Zodiac actor placed on terror list for opposing oil drilling method
Indie actor Mark Ruffalo says he found himself on the Pennsylvania Homeland Security office's terror watch list for organizing screening of an oil-drilling documentary.
According to the World Entertainment News Network, Ruffalo -- who has starred in such films as The Kids Are All Right, Eternal Sunshine of the Spotless Mind and Zodiac -- told GQ magazine he found it "pretty f--cking funny" that he would be suspected of terrorism for raising the alarm about what many say is an environmentally harmful way of drilling for oil and gas.
The Pennsylvania Office of Homeland Security appears to be at least as heavily focused on anti-oil and gas documentaries as it is on international terrorism. In October, it was revealed that the department had declared the documentary Coal Country to be a "potential catalyst for inspiring 'direct action' protests or even sabotage against facilities, machinery, and/or corporate headquarters."
Hey, it works when the anti-choice assholes actively foment to goad nutbags to kill abortion doctors. False equivalence strikes again.
The drillers are exempt from environmental protections and The Clean Water Act. Thanks Dick. Did I mention that Halliburton developed this method of drilling that lets you set your tap water on fire?
Description of the video:
GASLAND - (2010) Directed by Josh Fox. Winner of Special Jury Prize - Best US Documentary Feature - Sundance 2010. Screening at Cannes 2010.
It is happening all across America and now in Europe and Africa as well - rural landowners wake up one day to find a lucrative offer from a multinational energy conglomerate wanting to lease their property. The Reason? In America, the company hopes to tap into a huge natural gas reservoir dubbed the Saudi Arabia of natural gas. Halliburton developed a way to get the gas out of the ground—a hydraulic drilling process called fracking—and suddenly America finds itself on the precipice of becoming an energy superpower.
But what comes out of the ground with that natural gas? How does it affect our air and drinking water? GASLAND is a powerful personal documentary that confronts these questions with spirit, strength, and a sense of humor. When filmmaker Josh Fox receives his cash offer in the mail, he travels across 32 states to meet other rural residents on the front lines of fracking. He discovers toxic streams, ruined aquifers, dying livestock, brutal illnesses, and kitchen sinks that burst into flame. He learns that all water is connected and perhaps some things are more valuable than money.
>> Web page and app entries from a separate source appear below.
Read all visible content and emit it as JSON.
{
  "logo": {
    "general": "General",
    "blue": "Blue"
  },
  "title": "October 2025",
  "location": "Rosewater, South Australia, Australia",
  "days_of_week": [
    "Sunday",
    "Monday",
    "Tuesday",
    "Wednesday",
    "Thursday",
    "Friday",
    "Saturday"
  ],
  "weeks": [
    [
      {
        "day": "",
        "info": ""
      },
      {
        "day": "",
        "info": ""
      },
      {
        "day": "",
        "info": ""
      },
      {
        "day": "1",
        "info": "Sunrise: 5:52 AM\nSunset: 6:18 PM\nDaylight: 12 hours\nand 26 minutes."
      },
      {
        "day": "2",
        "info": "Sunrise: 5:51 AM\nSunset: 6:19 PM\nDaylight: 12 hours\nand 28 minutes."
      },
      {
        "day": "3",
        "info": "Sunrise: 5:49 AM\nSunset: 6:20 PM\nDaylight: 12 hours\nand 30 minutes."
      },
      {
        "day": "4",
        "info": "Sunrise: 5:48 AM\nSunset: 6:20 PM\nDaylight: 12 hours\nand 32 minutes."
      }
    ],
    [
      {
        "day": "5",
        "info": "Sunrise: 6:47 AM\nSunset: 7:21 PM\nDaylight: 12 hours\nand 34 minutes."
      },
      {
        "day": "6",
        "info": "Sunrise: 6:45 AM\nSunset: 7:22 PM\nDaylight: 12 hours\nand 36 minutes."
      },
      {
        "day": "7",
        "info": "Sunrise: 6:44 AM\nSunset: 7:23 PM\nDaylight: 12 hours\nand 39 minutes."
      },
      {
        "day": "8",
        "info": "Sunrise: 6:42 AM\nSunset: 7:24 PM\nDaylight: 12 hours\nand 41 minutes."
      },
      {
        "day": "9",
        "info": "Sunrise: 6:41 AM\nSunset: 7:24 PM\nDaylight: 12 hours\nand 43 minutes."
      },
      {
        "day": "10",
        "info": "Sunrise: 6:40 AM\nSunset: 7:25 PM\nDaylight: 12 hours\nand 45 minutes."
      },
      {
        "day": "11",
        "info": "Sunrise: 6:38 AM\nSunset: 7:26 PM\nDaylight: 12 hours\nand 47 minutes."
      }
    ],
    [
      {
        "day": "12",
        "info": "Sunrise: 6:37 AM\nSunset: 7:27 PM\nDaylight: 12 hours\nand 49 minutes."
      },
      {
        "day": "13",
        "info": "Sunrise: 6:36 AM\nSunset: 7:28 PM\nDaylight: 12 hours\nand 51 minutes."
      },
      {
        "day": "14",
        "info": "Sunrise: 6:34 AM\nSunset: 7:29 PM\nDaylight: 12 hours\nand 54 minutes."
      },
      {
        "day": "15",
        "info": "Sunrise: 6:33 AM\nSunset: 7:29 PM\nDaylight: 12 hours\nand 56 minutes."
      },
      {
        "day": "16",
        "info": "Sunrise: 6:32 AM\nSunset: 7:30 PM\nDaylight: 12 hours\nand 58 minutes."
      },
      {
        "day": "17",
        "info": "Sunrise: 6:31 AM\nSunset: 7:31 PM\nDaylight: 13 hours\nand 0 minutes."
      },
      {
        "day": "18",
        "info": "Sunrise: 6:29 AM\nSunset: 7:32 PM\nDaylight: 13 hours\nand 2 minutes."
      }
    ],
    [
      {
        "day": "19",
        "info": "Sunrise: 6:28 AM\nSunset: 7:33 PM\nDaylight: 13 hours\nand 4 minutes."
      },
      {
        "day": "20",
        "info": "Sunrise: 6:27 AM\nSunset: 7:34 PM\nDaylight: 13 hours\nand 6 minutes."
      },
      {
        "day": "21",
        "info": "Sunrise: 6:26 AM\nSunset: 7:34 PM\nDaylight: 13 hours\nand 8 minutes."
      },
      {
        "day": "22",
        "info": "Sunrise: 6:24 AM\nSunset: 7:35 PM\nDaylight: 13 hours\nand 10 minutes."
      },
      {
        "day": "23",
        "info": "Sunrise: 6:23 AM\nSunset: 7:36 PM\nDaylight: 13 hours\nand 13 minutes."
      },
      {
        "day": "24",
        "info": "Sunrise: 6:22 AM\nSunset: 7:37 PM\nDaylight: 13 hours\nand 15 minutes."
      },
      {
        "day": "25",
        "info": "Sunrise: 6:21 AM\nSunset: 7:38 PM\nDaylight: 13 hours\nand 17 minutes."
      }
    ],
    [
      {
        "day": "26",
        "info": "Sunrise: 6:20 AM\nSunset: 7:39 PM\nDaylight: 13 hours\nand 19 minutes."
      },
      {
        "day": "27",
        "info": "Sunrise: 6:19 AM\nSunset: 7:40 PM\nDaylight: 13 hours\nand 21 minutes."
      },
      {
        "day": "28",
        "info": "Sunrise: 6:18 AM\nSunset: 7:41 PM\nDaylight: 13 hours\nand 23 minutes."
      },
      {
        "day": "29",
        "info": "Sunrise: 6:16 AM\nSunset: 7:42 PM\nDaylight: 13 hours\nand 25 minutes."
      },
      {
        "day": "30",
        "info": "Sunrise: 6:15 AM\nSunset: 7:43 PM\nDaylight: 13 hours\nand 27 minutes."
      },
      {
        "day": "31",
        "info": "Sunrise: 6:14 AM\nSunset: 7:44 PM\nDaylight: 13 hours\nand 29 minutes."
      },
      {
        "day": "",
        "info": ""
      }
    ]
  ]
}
Some things are more valuable than money? Not to the oil companies and Big Biz in general.